Harvard Law School professor Laurence Tribe is under fire this week after referring to the selection of an African American for vice president over Sen. Elizabeth Warren as mere “cosmetics.” The comment set off a firestorm with critics calling the comment racist. I have strongly disagreed with Tribe’s legal positions and his rhetoric. However, I testified with Tribe during the Clinton impeachment and I have interacted with him for years. He is neither a racist nor dismissive of racial concerns. Tribe has spent his life fighting for his vision of a more perfect and equal union. People need to afford others a modicum of decency and consideration in such ill-considered commentary. Anyone who believes that Laurence Tribe is a racist is discarding decades of public interest work over a wayward comment.
We have yet another teacher suspended or put on leave for merely expressing her opinion of Black Lives Matter on her personal Facebook page.
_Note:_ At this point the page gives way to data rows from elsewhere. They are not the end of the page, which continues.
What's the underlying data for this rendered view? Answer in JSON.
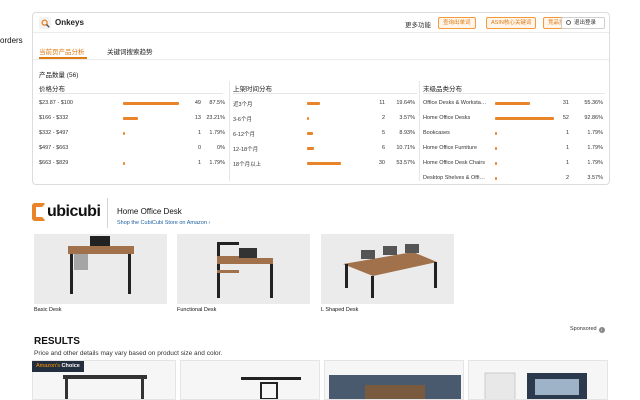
{
  "left_edge": {
    "text": "orders"
  },
  "panel": {
    "brand": "Onkeys",
    "more_label": "更多功能",
    "buttons": [
      "查询出单词",
      "ASIN核心关键词",
      "竞品搜同款"
    ],
    "logout_label": "退出登录",
    "tabs": [
      {
        "label": "当前页产品分析",
        "active": true
      },
      {
        "label": "关键词搜索趋势",
        "active": false
      }
    ],
    "product_count_label": "产品数量 (56)",
    "accent_color": "#e8842a",
    "price": {
      "title": "价格分布",
      "rows": [
        {
          "label": "$23.87 - $100",
          "count": "49",
          "pct": "87.5%",
          "fill": 0.875
        },
        {
          "label": "$166 - $332",
          "count": "13",
          "pct": "23.21%",
          "fill": 0.2321
        },
        {
          "label": "$332 - $497",
          "count": "1",
          "pct": "1.79%",
          "fill": 0.0179
        },
        {
          "label": "$497 - $663",
          "count": "0",
          "pct": "0%",
          "fill": 0
        },
        {
          "label": "$663 - $829",
          "count": "1",
          "pct": "1.79%",
          "fill": 0.0179
        }
      ]
    },
    "listing_time": {
      "title": "上架时间分布",
      "rows": [
        {
          "label": "近3个月",
          "count": "11",
          "pct": "19.64%",
          "fill": 0.1964
        },
        {
          "label": "3-6个月",
          "count": "2",
          "pct": "3.57%",
          "fill": 0.0357
        },
        {
          "label": "6-12个月",
          "count": "5",
          "pct": "8.93%",
          "fill": 0.0893
        },
        {
          "label": "12-18个月",
          "count": "6",
          "pct": "10.71%",
          "fill": 0.1071
        },
        {
          "label": "18个月以上",
          "count": "30",
          "pct": "53.57%",
          "fill": 0.5357
        }
      ]
    },
    "category": {
      "title": "末级品类分布",
      "rows": [
        {
          "label": "Office Desks & Worksta…",
          "count": "31",
          "pct": "55.36%",
          "fill": 0.5536
        },
        {
          "label": "Home Office Desks",
          "count": "52",
          "pct": "92.86%",
          "fill": 0.9286
        },
        {
          "label": "Bookcases",
          "count": "1",
          "pct": "1.79%",
          "fill": 0.0179
        },
        {
          "label": "Home Office Furniture",
          "count": "1",
          "pct": "1.79%",
          "fill": 0.0179
        },
        {
          "label": "Home Office Desk Chairs",
          "count": "1",
          "pct": "1.79%",
          "fill": 0.0179
        },
        {
          "label": "Desktop Shelves & Offi…",
          "count": "2",
          "pct": "3.57%",
          "fill": 0.0357
        }
      ]
    }
  },
  "sponsored_brand": {
    "logo_text": "ubicubi",
    "title": "Home Office Desk",
    "store_link": "Shop the CubiCubi Store on Amazon ›",
    "products": [
      "Basic Desk",
      "Functional Desk",
      "L Shaped Desk"
    ],
    "sponsored_label": "Sponsored"
  },
  "results": {
    "title": "RESULTS",
    "subtitle": "Price and other details may vary based on product size and color.",
    "badge_prefix": "Amazon's",
    "badge_suffix": "Choice"
  }
}
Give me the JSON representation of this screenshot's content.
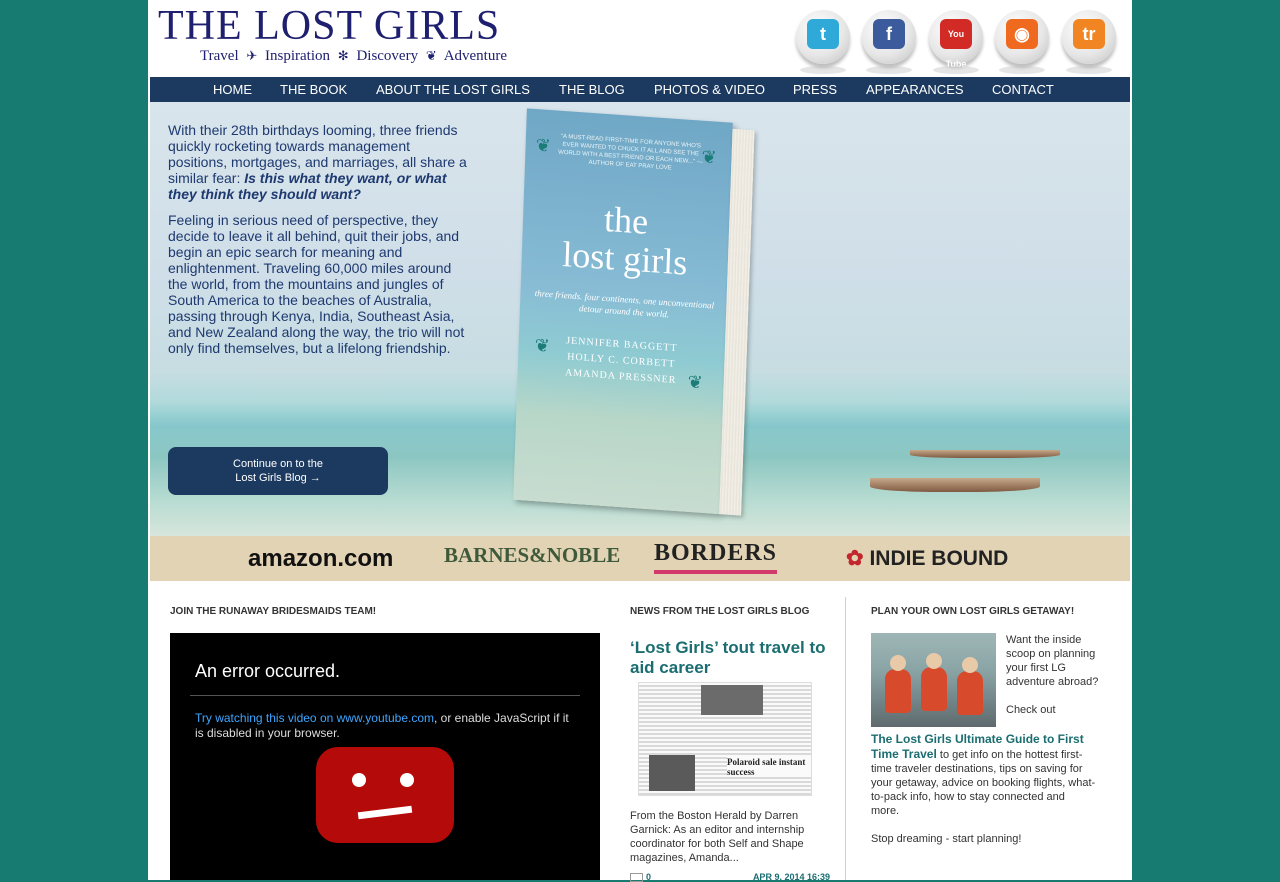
{
  "header": {
    "logo_title": "THE LOST GIRLS",
    "logo_tagline": [
      "Travel",
      "Inspiration",
      "Discovery",
      "Adventure"
    ]
  },
  "social": [
    {
      "name": "twitter-icon",
      "glyph": "t",
      "color": "#2fa9d8"
    },
    {
      "name": "facebook-icon",
      "glyph": "f",
      "color": "#3b5b9c"
    },
    {
      "name": "youtube-icon",
      "glyph": "You Tube",
      "color": "#d22a25"
    },
    {
      "name": "rss-icon",
      "glyph": "◉",
      "color": "#ef6a1e"
    },
    {
      "name": "tripadvisor-icon",
      "glyph": "tr",
      "color": "#f08522"
    }
  ],
  "nav": [
    "HOME",
    "THE BOOK",
    "ABOUT THE LOST GIRLS",
    "THE BLOG",
    "PHOTOS & VIDEO",
    "PRESS",
    "APPEARANCES",
    "CONTACT"
  ],
  "hero": {
    "p1_start": "With their 28th birthdays looming, three friends quickly rocketing towards management positions, mortgages, and marriages, all share a similar fear: ",
    "p1_em": "Is this what they want, or what they think they should want?",
    "p2": "Feeling in serious need of perspective, they decide to leave it all behind, quit their jobs, and begin an epic search for meaning and enlightenment. Traveling 60,000 miles around the world, from the mountains and jungles of South America to the beaches of Australia, passing through Kenya, India, Southeast Asia, and New Zealand along the way, the trio will not only find themselves, but a lifelong friendship.",
    "button_line1": "Continue on to the",
    "button_line2": "Lost Girls Blog →"
  },
  "book": {
    "quote": "“A MUST-READ FIRST-TIME FOR ANYONE WHO'S EVER WANTED TO CHUCK IT ALL AND SEE THE WORLD WITH A BEST FRIEND OR EACH NEW...” —AUTHOR OF EAT PRAY LOVE",
    "title_line1": "the",
    "title_line2": "lost girls",
    "subtitle": "three friends. four continents. one unconventional detour around the world.",
    "authors": [
      "JENNIFER BAGGETT",
      "HOLLY C. CORBETT",
      "AMANDA PRESSNER"
    ]
  },
  "retailers": [
    {
      "label": "amazon.com",
      "color": "#111111"
    },
    {
      "label": "BARNES&NOBLE",
      "color": "#3f5a3a"
    },
    {
      "label": "BORDERS",
      "color": "#222222"
    },
    {
      "label": "INDIE BOUND",
      "color": "#222222"
    }
  ],
  "sections": {
    "team": "JOIN THE RUNAWAY BRIDESMAIDS TEAM!",
    "news": "NEWS FROM THE LOST GIRLS BLOG",
    "plan": "PLAN YOUR OWN LOST GIRLS GETAWAY!"
  },
  "video": {
    "error_title": "An error occurred.",
    "link_text": "Try watching this video on www.youtube.com",
    "rest_text": ", or enable JavaScript if it is disabled in your browser."
  },
  "news": {
    "title": "‘Lost Girls’ tout travel to aid career",
    "image_caption": "Polaroid sale instant success",
    "excerpt": "From the Boston Herald by Darren Garnick: As an editor and internship coordinator for both Self and Shape magazines, Amanda...",
    "comments": "0",
    "date": "APR 9, 2014 16:39"
  },
  "getaway": {
    "side_text": "Want the inside scoop on planning your first LG adventure abroad?",
    "checkout_prefix": "Check out ",
    "link": "The Lost Girls Ultimate Guide to First Time Travel",
    "rest": " to get info on the hottest first-time traveler destinations, tips on saving for your getaway, advice on booking flights, what-to-pack info, how to stay connected and more.",
    "closing": "Stop dreaming - start planning!"
  }
}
After Tiffany Riley wrote that she does not agree with the BLM, the Mount Ascutney School Board held an emergency meeting to declare that it is “uniformly appalled” by the exercise of free speech and Superintendent David Baker assured the public that they would be working on “mutually agreed upon severance package.” The case magnifies concerns over the free speech rights of teachers on social media or in their private lives. As a public employee, Riley could seek judicial relief rather than a severance package under the First Amendment.
Berkeley is up in arms this week because of a letter sent by someone claiming to be an anonymous professor of history at U.C. Berkeley. The writer, who identifies as a person of color, objects to a loss of free speech and academic freedom in the school adopting an institutional position on Black Lives Matter. The writer objects to the silencing of academics who do not support BLM for reasons entirely separate from the protection of black lives. I was sent this letter when it started to be circulated and I did not discuss it because I have no idea if this is an actual member of the Berkeley faculty though Kentucky State University Assistant Professor of Political Science Wilfred Reilley has recently vouched for the identity. However, it is the response of the Berkeley faculty that I believe is notable and concerning. The faculty denounced the letter and said that there is “no evidence” that such a person teaches on the faculty. Indeed, it is becoming increasingly impossible for any academic to criticize BLM or aspects of the protests. However, what concerns me is that Berkeley’s response notably does not even bother to state the pretense of tolerance for opposing views. The condemnation would seem to reaffirm rather than redress the concerns over academic freedom and free speech for dissenting faculty members.